Last month’s World Economic Forum, “Water Security: The Water-Food-Energy-Climate Nexus,” raised questions about countries ability to create economic growth in the face of a growing water crisis. Panelists included Peter Brabeck-Letmathe, the chairman of the Nestlé Group, Samantha Gross, director of IHS CERA, Upmanu Lall, a professor in the Department of Earth and Environmental Engineering at Columbia University, Usha Rao-Monari, the global head of in the Infrastructure and Natural Resources Department of IFC, and Jeff Seabright, the vice president for environment and water resources for Coca Cola.
The forum discussed the importance of water and how it impacts energy, agriculture, business and government security. A 2003 study stated that if businesses, states and nations continued to use water at the rate they were at that time, there would be a 30% shortage in grain production and a 40% projected gap between supply and demand by 2030. This is believed to have jumped significantly in the years following even though a more recent study has yet to be conducted. The panel stated that most of the problem lies with governments and businesses not being able to implement change on the local level without sacrificing economic growth.
Yet, as Brabeck-Lesmathe stated, there remains a direct link between water, food and energy. Food security and global grain harvests depend on water. However, the population is expected to jump from 6.8 billion, today’s approximation, to 8 billion by 2025. This, in addition to climate change, will widen the gap between supply and demand, and put water scarcity at an all time high. How we use, obtain and process our water takes money, delegation and coordination. All three of which, many developing countries do not have. Larger corporations like Nestlé and Coca Cola have taken a hard look at how to give back most of the water they take and have started to implement the changes necessary to do so. Yet, because the problem is primarily concentrated locally, and the sub-national and municipal governments, which make the decisions on local water preservation, typically lack support from national governments in developing countries, the problem will likely continue. Many lesser-developed countries already use more energy taxing forms of water purification, like the nonrenewable aquifers in Jordon or the expensive water pumps used in India. Lesser-developed countries that use similar water purification mechanisms will face obstacles as they attempt to follow in the footsteps of large corporations.

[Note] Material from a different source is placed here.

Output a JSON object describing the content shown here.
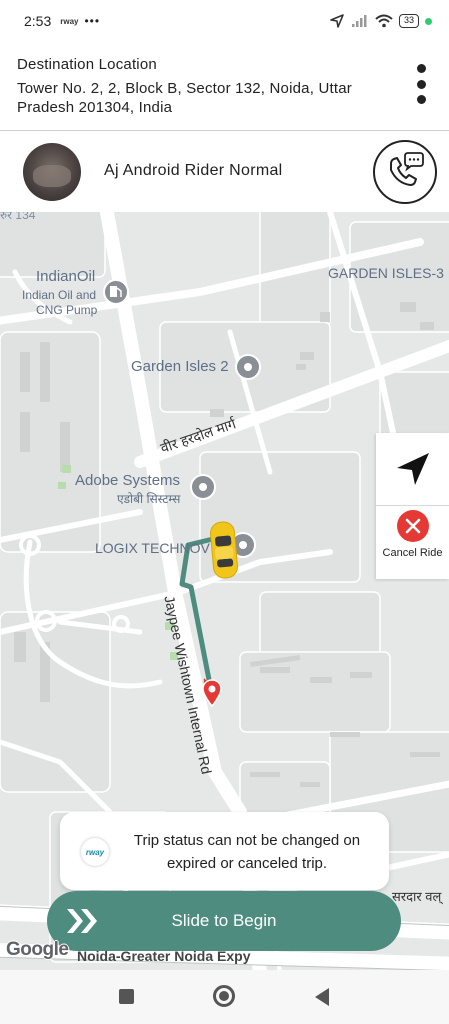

The inability to keep in stride with other more wealthy nations raises questions of how less wealthy states will be viewed globally if they continue to acquire water in a less environmental way due to inadequate funds. These countries could face scrutiny from other wealthier states that have implemented more stringent water policies on the local level. What kind of image could this inability to progress create? Will lesser-developed countries be blamed? Or will the wealthier nations that do not assist them be blamed? How will the public view governments that do not engage in water preservation and what should they do to combat a negative public perception? If these states do face public scrutiny, they will need to evaluate how to better their image in while continuing to seek innovative solutions to their problems with water usage. One way to do this would be to establish good public relations by highlighting the other ways they are being environmentally conscience. It may also behoove lesser-developed countries to remind the public that they continue to search for innovative ways to cut their water usage while raising the funds to do so.